The self-publishing providers' use of the ISBN is not always helpful to the unassuming author. For instance, Amazon's Kindle Direct Publishing (KDP) can provide a free ISBN during paperback setup, BUT because Amazon is a US company, KDP will assign a US ISBN (supplied by Bowker, the US ISBN agency). A US ISBN is fine if an author wishes to sell their book online, and make use of Amazon's external distribution features that apply in the US; however, if the author wishes to sell their book online, and make their book available to UK book retailers and libraries, then a UK ISBN must be provided. However, UK ISBN numbers are not free.
How does a UK ISBN work? Every book that is assigned a UK ISBN number is held on Nielsen's database. So, when a customer requests a book through a UK bookseller or library, which is not held in stock, a search of the ISBN in the database will bring up the book's bibliographic data, such as the publisher and distributor. The book can then be ordered directly. With traditional publishing, the publisher will generally be a large organisation who has a distributor tied in. With self-publishers, the individual author is the publisher and distributor; therefore, responsible for providing the book to whichever bookseller has ordered it.

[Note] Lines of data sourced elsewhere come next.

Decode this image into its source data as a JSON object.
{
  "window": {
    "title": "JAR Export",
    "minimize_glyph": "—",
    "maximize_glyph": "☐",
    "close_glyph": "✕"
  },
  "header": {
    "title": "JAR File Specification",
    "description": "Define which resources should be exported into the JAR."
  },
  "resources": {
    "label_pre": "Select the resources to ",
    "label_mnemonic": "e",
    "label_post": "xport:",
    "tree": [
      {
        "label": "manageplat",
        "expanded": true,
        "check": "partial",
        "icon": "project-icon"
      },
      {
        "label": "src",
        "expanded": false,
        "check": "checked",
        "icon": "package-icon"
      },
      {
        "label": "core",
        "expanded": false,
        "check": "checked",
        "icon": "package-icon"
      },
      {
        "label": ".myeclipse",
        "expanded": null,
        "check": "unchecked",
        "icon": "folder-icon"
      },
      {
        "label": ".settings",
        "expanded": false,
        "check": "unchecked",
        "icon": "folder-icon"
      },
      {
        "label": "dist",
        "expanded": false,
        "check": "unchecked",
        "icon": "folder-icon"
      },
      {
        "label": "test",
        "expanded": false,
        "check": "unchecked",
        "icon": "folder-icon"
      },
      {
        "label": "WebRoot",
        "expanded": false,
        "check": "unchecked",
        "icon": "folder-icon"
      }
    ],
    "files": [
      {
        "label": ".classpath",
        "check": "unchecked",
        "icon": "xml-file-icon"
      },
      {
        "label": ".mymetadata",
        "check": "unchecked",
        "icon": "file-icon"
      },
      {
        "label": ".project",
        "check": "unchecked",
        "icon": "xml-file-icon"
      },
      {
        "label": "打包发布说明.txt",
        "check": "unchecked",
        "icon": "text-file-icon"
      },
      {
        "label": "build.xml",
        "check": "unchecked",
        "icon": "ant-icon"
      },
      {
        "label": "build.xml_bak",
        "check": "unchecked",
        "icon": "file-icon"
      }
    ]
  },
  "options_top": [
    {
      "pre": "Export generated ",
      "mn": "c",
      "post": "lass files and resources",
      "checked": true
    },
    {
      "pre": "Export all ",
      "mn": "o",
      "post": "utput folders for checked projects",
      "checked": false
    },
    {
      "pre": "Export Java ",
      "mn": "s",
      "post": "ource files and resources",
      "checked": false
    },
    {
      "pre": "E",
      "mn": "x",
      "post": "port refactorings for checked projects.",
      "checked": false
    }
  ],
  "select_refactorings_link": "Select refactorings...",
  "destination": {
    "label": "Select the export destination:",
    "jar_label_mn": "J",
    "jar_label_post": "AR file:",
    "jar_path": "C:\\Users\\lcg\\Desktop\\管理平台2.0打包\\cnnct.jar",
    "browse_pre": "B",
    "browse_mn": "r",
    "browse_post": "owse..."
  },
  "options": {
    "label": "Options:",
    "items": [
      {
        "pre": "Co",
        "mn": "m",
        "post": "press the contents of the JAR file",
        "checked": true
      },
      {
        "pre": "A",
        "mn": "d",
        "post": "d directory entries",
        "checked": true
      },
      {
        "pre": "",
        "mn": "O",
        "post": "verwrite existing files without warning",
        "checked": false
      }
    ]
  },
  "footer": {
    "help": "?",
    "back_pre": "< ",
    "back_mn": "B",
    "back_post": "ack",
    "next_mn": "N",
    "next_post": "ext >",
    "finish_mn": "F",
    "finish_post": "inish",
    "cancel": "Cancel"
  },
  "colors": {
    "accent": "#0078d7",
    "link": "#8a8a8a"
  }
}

The pros and cons of a UK ISBN. For the self-publisher, the idea of having their book requested by a UK bookseller is attractive, but it can be a financial disadvantage. Self-publishing providers generally offer a print-on-demand (POD) service: each time a customer buys a book online, a request is made to print the book. There is no wholesale stock as such. Booksellers want to make a profit (they won't order a book at the retail price), and so they tend to ask for non-negotiable discounts that are not favourable to the self-publisher. This can result in maing only pennies in profit for the author, more likely a loss, even when they can buy their own books at a discount. However, one advantage of a personal UK ISBN is that the author has total publishing rights over their book, and can control what they do with it. With many US-based self-publishing providers, if an author accepts a free US ISBN, the publishing rights belong to that provider. (This is not the same as copyright. The author retains copyright of their work wherever it is published.) This makes it difficult for the author to make certain decisions, such as removing a publication, if they don't have control over their book. And once an ISBN has been assigned, it cannot be changed.
How to obtain a UK ISBN. The quickest way to buy an ISBN is to order directly from the ISBN store. Registration is required, along with a reasonable amount of form-filling! As at January 2020, a single ISBN costs £89.00. 10 cost £164.00. A unique ISBN is required for each type of published media: paperback and e-book (so that's two for a start!) However, in order to register to buy an ISBN, the author has to provide a publishing name (imprint). This is worth consideration, and it can be a trading name or a personal name.